Please use this identifier to cite or link to this item:
Title: Isolation and characterization of microsatellite loci in Pulsatilla patens (L.) Mill. (Ranunculaceae) a rare and endangered plant species in Europe
Authors: Szczecińska, Monika
Kwaśniewski, Mirosław
Chwiałkowska, Karolina
Sawicki, Jakub
Keywords: Pulsatilla patens; SSR markers; 454 Sequencing
Issue Date: 2013
Citation: Conservation Genetics Resources, Vol. 5, iss. 2 (2013), s 421-423
Abstract: Pulsatilla patens is a rare and endangered plant species in many areas of Europe and protected under the Bern Convention and it is listed in Annex II and Annex IV to the Habitats Directive. In this study we developed 12 novel microsatellite loci using via 454 sequencing. We determined 11,220 contigs with a length of 156–11,384 bp. Within this dataset, we identified 319 SSR motifs in 301 contigs. All markers were genotyped on 56 individuals from three populations located in Poland.
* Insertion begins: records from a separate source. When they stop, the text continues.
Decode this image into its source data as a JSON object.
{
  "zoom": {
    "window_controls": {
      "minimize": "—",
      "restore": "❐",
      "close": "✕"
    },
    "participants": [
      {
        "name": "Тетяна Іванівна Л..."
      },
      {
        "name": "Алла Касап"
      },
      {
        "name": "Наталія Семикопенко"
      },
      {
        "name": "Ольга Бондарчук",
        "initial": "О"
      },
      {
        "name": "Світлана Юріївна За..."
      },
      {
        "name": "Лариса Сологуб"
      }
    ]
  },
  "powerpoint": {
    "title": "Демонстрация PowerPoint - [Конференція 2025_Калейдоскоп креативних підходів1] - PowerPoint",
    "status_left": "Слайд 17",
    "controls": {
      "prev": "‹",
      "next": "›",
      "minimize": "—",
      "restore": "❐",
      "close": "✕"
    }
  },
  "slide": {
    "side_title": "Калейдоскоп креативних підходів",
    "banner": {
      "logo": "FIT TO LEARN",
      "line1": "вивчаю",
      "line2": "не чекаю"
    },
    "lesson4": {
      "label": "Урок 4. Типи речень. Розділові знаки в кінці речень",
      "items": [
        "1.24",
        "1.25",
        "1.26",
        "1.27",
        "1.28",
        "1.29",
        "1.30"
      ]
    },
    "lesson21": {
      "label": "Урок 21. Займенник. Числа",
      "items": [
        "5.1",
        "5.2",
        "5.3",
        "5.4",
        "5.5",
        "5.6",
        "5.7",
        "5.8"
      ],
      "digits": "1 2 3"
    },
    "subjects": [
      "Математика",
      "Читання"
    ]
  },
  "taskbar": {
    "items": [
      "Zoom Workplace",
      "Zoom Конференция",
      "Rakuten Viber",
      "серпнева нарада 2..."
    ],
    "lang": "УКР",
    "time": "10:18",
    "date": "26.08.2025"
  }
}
The number of alleles and expected heterozygosity were 2–12 (mean 3.7) and 0.142–0.820 (0.541 on average) respectively. The markers described in this study will be useful for evaluating genetic diversity of P. patens populations, could be applied to investigate the biological aspects and to develop effective conservation programs for the European populations of this species. Pulsatilla patens (L.) Mill. (Ranunculaceae) is a long-lived perennial herb. It is a lowland species with a circumpolar range, found in all three continents in the northern hemisphere (Hulten and Fries 1986). Pulsatilla patens is widespread in Central and Eastern Europe, with its western range extending to Sweden and Germany (Akeroyd 1993). In North America, the species occurs mostly in the Central and Western United States, in Central and Northwestern Canada and in Eastern Alaska. Pulsatilla patens shows a preference for dry, sun-exposed sites. In Europe, it can be found in thermophilous grasslands and coniferous forest. Within its range in Europe, P. patens is considered to be critically endangered in many areas. The species is protected under the Bern Convention, and it is listed in Annex II and Annex IV to the Habitats Directive (Council of Europe 1979; European Communities 2004) due to a small number of localities, low abundance and the gradual disappearance of populations. The species decline is related to changes in land use, especially in forestry practices where efficient wildfire prevention and termination of cattle grazing in forests have led to the formation of a continuous moss layer or strongly grass dominated vegetation, which severely hinders the regeneration of P. patens (Kalamees et al. 2005). Long-term protection and management plans aimed at preserving P. patens populations should involve habitat and environmental monitoring as well as the quantification of genetic diversity within and among populations. Microsatellite markers, also referred to as simple sequence repeat (SSR) markers, are widely used in ecological studies and can also be employed to investigate the genetic diversity of populations. In this study, we developed nuclear microsatellite markers for P. patens with the involvement of GS Junior next generation sequencing (Roche 454 Life Sciences, Branford, CT, USA).
DOI: 10.1007/s12686-012-9818-z
ISSN: 1877-7252
Appears in Collections:Artykuły (WNP)

Files in This Item:
File Description SizeFormat 
Szczecinska_Isolation_and_characterization.pdf295,69 kBAdobe PDFView/Open
Show full item record

Uznanie Autorstwa 3.0 Polska Creative Commons License Creative Commons